**Items from an interface collection**:
----
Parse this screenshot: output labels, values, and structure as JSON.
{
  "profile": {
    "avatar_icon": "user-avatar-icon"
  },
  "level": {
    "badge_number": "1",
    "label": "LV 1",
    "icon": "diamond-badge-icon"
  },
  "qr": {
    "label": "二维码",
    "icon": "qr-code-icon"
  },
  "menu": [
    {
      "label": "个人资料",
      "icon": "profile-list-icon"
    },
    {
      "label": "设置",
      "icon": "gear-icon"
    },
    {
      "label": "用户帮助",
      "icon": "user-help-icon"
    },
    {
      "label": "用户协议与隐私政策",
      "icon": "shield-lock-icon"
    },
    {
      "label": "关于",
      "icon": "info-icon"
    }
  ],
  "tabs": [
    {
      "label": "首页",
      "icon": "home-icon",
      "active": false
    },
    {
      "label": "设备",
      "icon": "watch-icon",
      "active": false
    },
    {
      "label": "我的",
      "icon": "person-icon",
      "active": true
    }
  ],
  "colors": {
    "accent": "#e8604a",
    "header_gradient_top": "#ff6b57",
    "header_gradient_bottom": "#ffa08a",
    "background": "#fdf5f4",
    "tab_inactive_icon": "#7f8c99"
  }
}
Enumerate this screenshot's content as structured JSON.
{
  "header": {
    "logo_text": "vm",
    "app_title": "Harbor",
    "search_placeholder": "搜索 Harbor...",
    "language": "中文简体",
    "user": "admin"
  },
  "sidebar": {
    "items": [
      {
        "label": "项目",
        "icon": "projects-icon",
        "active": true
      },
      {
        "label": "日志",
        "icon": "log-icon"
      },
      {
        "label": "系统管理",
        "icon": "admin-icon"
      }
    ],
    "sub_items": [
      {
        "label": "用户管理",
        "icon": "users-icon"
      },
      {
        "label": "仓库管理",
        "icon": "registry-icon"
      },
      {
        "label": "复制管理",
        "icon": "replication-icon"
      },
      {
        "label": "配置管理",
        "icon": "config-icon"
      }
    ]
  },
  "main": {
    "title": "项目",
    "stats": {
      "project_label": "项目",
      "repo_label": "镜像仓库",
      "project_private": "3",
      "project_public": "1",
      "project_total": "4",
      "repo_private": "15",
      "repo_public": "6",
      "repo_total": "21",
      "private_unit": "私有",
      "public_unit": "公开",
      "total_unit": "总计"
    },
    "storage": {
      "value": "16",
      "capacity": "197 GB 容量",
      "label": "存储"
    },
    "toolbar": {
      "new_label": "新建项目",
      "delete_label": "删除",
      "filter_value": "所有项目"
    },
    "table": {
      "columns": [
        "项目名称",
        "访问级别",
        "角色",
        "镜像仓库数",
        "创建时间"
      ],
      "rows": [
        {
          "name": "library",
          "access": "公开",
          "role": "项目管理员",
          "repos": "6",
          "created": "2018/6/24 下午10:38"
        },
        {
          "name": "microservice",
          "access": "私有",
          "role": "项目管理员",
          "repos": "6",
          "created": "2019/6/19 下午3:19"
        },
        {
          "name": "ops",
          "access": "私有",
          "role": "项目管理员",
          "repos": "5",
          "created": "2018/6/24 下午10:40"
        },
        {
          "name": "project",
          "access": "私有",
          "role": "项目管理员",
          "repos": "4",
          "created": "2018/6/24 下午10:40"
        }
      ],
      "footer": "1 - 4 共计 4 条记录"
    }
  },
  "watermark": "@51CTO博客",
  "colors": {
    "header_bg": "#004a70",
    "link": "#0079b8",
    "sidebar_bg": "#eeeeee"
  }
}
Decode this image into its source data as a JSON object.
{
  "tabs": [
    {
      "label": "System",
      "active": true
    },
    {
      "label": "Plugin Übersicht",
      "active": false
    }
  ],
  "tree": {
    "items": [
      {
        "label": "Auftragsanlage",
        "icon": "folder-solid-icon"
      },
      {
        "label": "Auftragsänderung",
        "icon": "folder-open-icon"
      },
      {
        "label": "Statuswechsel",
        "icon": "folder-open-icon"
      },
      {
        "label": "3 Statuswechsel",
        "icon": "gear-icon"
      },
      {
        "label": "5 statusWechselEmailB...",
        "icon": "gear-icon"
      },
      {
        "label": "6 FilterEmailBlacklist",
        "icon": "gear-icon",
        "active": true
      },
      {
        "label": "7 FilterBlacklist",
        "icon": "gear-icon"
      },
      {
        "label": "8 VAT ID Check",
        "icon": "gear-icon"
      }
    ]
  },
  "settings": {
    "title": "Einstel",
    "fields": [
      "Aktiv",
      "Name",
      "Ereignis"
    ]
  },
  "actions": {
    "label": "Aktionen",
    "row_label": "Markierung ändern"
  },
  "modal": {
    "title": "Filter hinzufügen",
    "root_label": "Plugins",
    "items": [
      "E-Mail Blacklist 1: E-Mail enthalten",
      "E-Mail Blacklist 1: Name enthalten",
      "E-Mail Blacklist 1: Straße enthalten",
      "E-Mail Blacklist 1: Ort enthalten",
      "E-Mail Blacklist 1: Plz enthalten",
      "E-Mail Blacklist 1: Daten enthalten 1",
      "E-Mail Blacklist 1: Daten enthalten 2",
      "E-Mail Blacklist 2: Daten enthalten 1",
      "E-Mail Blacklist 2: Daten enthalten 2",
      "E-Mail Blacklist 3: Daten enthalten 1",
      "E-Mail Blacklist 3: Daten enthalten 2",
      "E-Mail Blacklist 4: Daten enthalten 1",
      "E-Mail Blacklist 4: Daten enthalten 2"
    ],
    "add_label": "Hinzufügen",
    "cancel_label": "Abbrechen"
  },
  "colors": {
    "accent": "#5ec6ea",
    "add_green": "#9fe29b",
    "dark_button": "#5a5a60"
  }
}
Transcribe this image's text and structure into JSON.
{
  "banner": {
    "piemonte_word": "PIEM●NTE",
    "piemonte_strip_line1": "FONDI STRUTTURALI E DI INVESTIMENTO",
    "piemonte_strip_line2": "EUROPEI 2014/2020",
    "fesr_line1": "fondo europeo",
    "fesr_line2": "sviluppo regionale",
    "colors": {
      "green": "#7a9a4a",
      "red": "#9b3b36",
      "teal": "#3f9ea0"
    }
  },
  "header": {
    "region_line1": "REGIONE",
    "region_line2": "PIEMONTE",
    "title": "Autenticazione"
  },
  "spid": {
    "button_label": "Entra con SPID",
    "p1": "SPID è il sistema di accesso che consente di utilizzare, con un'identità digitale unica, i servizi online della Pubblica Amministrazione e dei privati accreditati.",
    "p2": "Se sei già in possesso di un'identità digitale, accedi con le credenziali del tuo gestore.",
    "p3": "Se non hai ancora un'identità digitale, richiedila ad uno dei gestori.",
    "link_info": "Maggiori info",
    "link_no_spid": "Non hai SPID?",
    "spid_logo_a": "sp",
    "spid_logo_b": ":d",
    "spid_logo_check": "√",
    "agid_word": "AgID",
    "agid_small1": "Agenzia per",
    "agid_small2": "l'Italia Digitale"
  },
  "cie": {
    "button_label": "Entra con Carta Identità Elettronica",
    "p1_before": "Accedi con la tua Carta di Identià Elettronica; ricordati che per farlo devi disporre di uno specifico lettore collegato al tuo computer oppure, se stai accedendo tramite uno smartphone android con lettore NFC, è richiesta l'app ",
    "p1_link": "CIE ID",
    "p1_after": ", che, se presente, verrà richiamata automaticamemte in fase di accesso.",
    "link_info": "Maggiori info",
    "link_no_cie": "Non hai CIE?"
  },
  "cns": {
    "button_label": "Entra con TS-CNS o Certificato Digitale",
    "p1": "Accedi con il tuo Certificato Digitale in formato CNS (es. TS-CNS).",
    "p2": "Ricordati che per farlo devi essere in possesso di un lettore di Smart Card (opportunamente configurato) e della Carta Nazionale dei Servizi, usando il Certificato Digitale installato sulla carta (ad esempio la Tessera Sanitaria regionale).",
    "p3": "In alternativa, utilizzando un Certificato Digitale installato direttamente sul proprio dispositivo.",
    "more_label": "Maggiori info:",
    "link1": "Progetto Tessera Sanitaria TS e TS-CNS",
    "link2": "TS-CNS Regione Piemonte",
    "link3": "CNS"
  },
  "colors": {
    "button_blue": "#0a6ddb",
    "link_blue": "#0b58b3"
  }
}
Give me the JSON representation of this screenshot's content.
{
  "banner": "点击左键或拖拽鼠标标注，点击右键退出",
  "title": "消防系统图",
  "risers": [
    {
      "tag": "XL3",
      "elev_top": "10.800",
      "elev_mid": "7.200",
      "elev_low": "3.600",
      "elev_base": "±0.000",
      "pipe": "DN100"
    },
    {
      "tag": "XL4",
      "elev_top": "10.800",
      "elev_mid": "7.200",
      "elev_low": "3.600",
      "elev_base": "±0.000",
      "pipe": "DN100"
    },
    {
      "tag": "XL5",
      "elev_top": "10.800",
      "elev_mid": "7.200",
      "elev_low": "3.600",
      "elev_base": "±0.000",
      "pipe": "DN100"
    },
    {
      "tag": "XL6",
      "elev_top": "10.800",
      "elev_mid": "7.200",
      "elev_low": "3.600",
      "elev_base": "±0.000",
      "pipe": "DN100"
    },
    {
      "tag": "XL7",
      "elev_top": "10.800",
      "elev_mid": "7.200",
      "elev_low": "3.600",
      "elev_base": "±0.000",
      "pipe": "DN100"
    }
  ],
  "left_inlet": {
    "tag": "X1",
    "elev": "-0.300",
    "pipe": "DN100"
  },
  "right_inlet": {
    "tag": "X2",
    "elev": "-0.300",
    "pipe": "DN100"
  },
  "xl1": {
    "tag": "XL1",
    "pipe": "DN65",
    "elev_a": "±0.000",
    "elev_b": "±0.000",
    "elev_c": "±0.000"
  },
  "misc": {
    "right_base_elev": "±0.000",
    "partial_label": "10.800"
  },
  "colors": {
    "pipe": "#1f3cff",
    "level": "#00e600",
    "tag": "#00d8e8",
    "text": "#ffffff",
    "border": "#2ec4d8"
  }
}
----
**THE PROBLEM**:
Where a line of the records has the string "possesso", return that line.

**RESULT FOR THIS TASK**:
    "p2": "Se sei già in possesso di un'identità digitale, accedi con le credenziali del tuo gestore.",
    "p2": "Ricordati che per farlo devi essere in possesso di un lettore di Smart Card (opportunamente configurato) e della Carta Nazionale dei Servizi, usando il Certificato Digitale installato sulla carta (ad esempio la Tessera Sanitaria regionale).",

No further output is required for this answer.